──────── Excerpted records

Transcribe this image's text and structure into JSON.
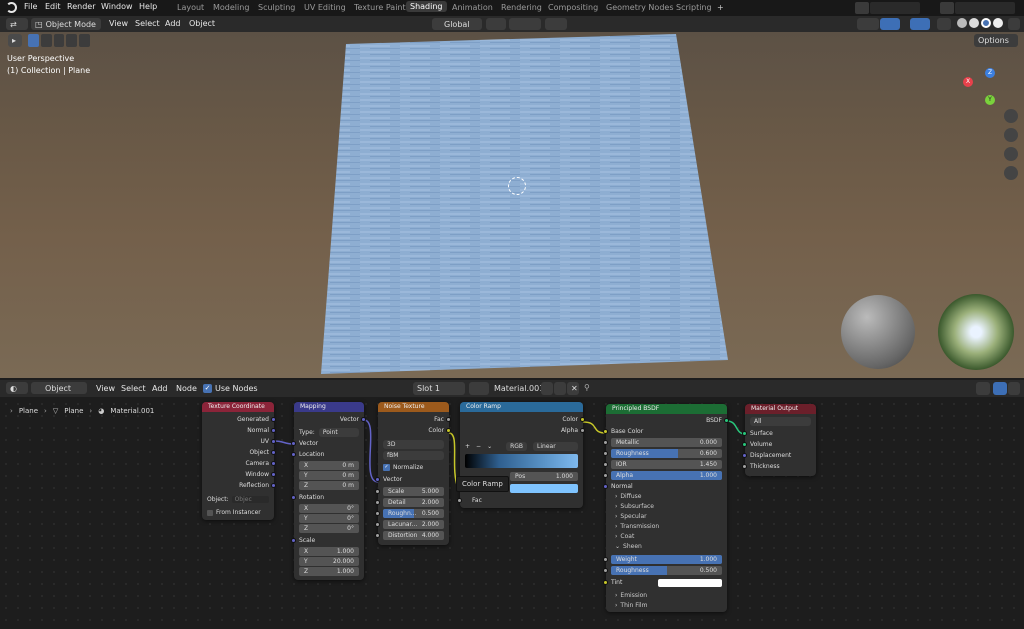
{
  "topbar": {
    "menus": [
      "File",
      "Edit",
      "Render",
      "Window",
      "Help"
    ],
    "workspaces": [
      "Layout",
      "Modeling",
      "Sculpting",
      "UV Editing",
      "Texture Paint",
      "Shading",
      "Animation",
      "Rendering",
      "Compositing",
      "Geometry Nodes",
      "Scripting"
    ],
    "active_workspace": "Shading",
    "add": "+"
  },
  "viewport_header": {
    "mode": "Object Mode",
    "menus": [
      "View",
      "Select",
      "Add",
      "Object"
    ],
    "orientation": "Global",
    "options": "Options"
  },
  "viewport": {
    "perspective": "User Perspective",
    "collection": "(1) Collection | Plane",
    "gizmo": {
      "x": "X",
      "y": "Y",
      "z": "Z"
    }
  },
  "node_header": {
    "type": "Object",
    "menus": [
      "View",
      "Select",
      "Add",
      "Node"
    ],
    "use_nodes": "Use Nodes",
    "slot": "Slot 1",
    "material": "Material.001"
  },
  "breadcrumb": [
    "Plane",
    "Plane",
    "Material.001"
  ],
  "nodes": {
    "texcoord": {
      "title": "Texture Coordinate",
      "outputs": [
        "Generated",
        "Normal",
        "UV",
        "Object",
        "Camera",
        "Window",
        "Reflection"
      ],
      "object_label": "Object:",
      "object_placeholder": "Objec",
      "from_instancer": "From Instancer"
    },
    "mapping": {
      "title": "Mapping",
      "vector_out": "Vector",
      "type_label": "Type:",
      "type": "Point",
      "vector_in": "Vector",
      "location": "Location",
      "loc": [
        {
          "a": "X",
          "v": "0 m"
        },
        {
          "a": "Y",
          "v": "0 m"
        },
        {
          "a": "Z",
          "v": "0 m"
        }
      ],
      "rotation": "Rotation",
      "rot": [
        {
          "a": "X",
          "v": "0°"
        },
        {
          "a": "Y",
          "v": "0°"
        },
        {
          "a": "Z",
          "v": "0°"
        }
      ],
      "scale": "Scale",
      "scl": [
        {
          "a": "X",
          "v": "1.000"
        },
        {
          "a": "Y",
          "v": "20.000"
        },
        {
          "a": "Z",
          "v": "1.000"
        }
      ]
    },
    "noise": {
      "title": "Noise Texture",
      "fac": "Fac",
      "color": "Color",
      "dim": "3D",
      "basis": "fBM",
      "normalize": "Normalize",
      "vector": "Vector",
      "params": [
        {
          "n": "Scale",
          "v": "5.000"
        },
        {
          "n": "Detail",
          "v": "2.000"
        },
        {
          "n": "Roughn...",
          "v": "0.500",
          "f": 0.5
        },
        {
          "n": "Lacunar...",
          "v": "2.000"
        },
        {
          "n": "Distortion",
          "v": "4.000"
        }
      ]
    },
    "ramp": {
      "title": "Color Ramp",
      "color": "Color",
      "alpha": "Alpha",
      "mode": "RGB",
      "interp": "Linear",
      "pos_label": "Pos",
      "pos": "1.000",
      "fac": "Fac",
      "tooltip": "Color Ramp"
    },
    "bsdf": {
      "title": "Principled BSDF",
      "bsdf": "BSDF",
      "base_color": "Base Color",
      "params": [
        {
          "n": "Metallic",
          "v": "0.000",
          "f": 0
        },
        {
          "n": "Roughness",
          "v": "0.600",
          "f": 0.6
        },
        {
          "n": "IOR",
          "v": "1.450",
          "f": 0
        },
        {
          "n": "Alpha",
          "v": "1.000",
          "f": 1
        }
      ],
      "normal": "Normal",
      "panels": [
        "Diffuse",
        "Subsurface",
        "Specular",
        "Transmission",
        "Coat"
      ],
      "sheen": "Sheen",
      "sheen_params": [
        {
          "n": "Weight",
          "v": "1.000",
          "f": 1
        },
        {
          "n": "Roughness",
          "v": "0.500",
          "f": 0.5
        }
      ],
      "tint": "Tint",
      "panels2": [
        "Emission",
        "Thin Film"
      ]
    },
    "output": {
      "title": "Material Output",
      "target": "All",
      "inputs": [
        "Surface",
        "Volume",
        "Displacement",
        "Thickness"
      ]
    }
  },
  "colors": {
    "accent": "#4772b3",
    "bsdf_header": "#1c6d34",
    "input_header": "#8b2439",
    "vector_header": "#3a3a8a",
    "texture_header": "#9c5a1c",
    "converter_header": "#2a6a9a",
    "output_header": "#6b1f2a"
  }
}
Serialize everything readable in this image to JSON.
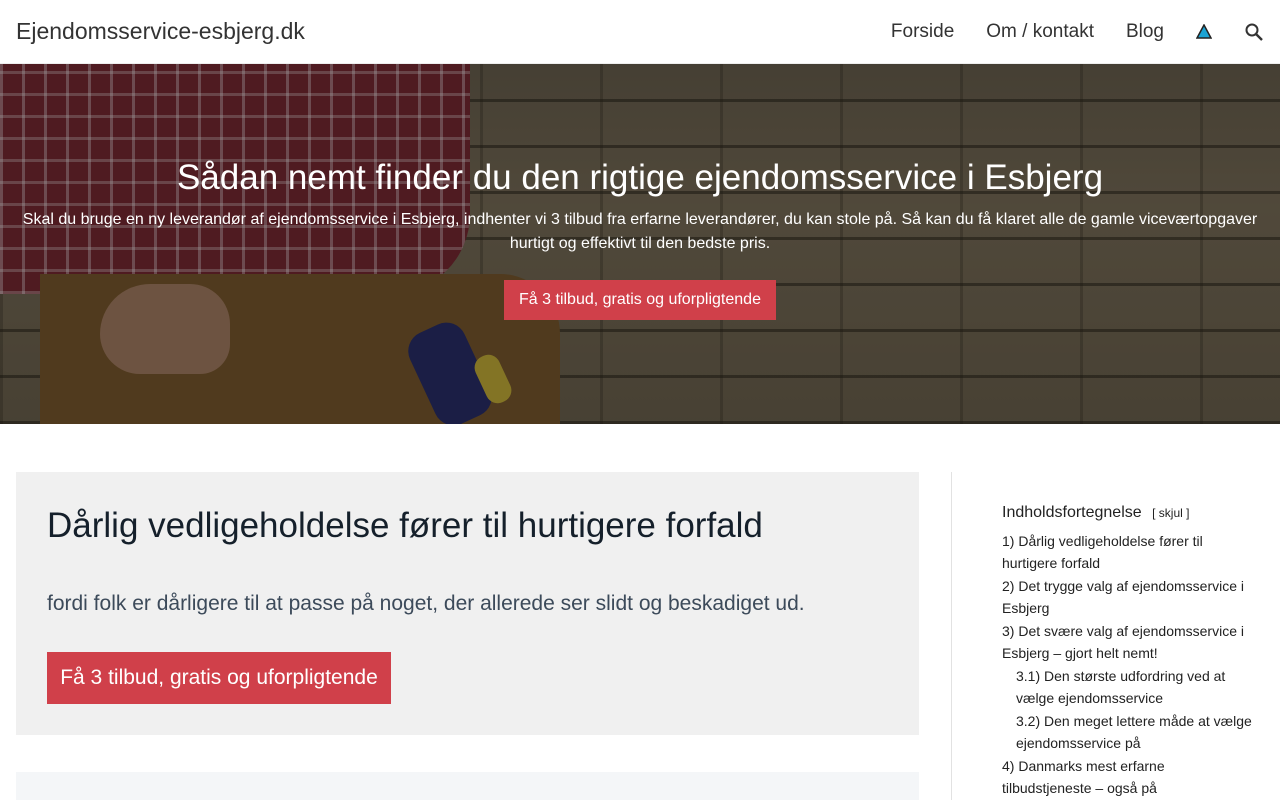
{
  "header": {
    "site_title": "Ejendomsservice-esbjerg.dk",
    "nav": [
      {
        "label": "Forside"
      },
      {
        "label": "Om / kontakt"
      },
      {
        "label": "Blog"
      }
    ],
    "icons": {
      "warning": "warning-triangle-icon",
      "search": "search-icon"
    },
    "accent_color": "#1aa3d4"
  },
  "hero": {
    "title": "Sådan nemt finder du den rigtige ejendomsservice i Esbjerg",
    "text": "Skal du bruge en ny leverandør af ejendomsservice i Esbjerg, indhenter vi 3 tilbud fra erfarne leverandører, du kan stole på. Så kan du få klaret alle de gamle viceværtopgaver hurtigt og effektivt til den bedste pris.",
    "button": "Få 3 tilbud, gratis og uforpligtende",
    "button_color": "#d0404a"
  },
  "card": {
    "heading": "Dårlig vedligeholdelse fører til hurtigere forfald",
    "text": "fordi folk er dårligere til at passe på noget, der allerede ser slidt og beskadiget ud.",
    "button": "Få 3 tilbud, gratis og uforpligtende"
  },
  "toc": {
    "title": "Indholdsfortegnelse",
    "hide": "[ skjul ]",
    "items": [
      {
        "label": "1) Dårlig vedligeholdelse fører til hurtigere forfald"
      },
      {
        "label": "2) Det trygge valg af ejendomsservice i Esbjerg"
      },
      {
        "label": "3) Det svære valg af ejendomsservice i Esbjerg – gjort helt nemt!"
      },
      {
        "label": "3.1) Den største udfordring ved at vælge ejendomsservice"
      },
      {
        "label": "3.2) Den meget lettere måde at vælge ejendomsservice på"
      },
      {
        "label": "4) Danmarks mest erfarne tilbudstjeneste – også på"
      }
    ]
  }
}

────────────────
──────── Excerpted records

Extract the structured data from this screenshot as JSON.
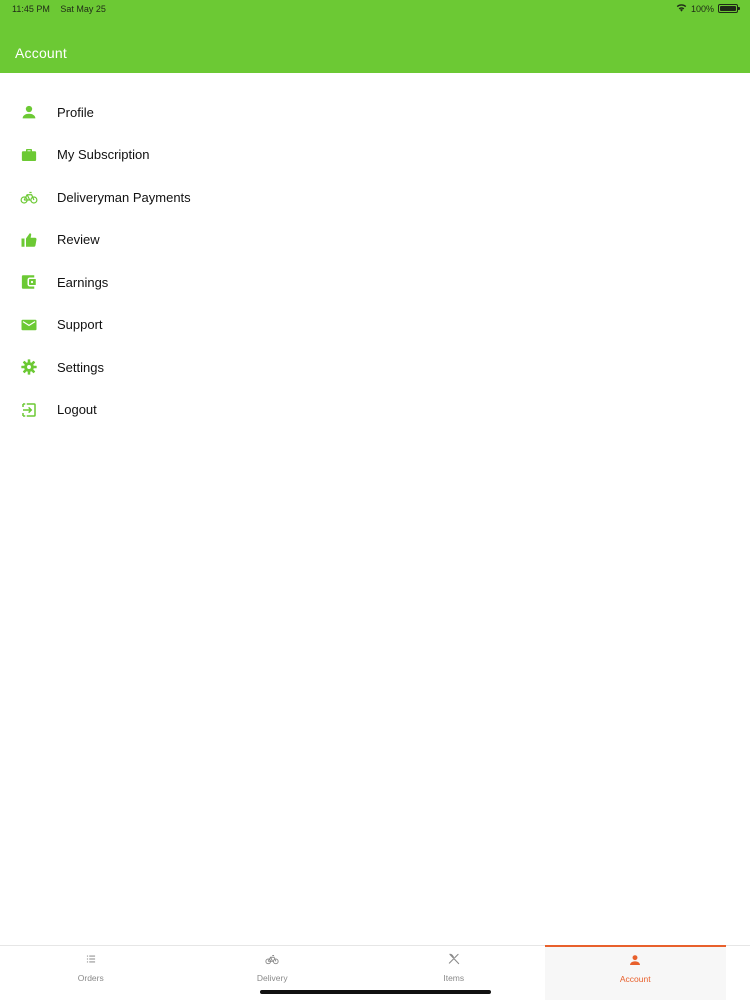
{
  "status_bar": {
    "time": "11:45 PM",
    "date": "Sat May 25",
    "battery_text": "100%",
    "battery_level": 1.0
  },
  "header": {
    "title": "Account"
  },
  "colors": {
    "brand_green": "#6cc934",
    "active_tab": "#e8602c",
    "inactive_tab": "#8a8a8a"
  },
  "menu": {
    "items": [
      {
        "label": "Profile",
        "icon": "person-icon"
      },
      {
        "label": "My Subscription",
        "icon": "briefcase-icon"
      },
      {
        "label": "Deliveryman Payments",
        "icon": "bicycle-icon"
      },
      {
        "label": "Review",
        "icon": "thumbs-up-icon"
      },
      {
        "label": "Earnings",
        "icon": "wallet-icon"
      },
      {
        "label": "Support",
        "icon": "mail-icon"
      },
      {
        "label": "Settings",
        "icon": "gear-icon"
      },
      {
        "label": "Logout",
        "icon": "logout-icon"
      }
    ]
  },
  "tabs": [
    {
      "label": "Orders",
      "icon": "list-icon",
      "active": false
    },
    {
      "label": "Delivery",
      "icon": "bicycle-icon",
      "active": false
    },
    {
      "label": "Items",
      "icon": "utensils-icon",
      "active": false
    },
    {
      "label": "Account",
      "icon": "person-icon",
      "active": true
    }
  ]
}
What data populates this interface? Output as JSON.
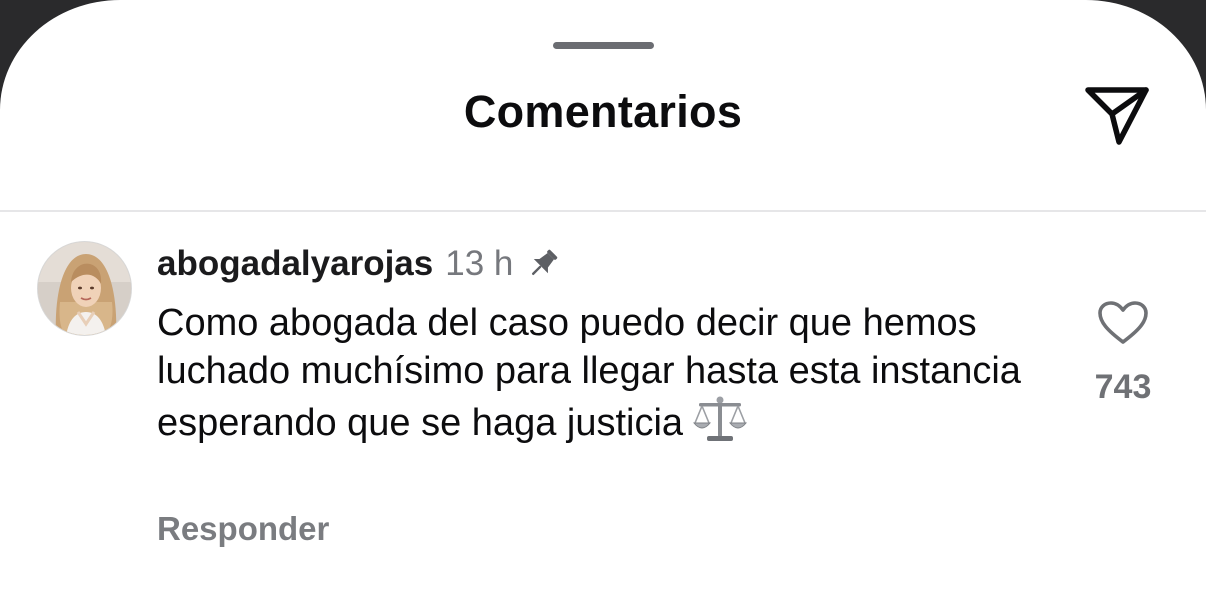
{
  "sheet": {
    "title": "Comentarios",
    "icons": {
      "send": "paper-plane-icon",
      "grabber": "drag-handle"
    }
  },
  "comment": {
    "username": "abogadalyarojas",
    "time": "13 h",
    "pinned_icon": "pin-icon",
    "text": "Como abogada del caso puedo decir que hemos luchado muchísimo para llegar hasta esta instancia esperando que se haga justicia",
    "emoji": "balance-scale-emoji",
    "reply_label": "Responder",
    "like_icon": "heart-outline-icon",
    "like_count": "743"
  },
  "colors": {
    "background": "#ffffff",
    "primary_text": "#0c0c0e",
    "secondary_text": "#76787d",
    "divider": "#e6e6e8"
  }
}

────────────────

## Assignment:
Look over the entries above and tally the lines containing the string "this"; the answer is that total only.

## The answer:
4